*INSTRUCTIONS TO FOLLOW:*
Filter the listing below, copying every line in which the word "Hamann" appears.

*RECORD EXTRACTS:*
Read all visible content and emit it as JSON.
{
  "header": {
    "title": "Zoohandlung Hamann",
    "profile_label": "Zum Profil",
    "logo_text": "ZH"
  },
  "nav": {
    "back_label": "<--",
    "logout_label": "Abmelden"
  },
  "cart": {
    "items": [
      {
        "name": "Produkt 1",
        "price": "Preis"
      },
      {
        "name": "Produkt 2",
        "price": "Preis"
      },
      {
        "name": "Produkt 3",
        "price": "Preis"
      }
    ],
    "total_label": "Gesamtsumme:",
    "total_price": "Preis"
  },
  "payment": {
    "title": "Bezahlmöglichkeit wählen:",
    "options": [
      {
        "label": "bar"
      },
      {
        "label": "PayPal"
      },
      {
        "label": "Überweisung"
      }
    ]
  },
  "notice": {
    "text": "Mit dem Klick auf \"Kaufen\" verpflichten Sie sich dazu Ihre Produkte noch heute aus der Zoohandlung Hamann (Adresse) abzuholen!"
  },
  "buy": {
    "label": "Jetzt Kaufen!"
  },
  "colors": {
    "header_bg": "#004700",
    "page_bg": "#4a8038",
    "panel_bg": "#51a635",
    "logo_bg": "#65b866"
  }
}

*EXERCISE RESPONSE:*
    "title": "Zoohandlung Hamann",
    "text": "Mit dem Klick auf \"Kaufen\" verpflichten Sie sich dazu Ihre Produkte noch heute aus der Zoohandlung Hamann (Adresse) abzuholen!"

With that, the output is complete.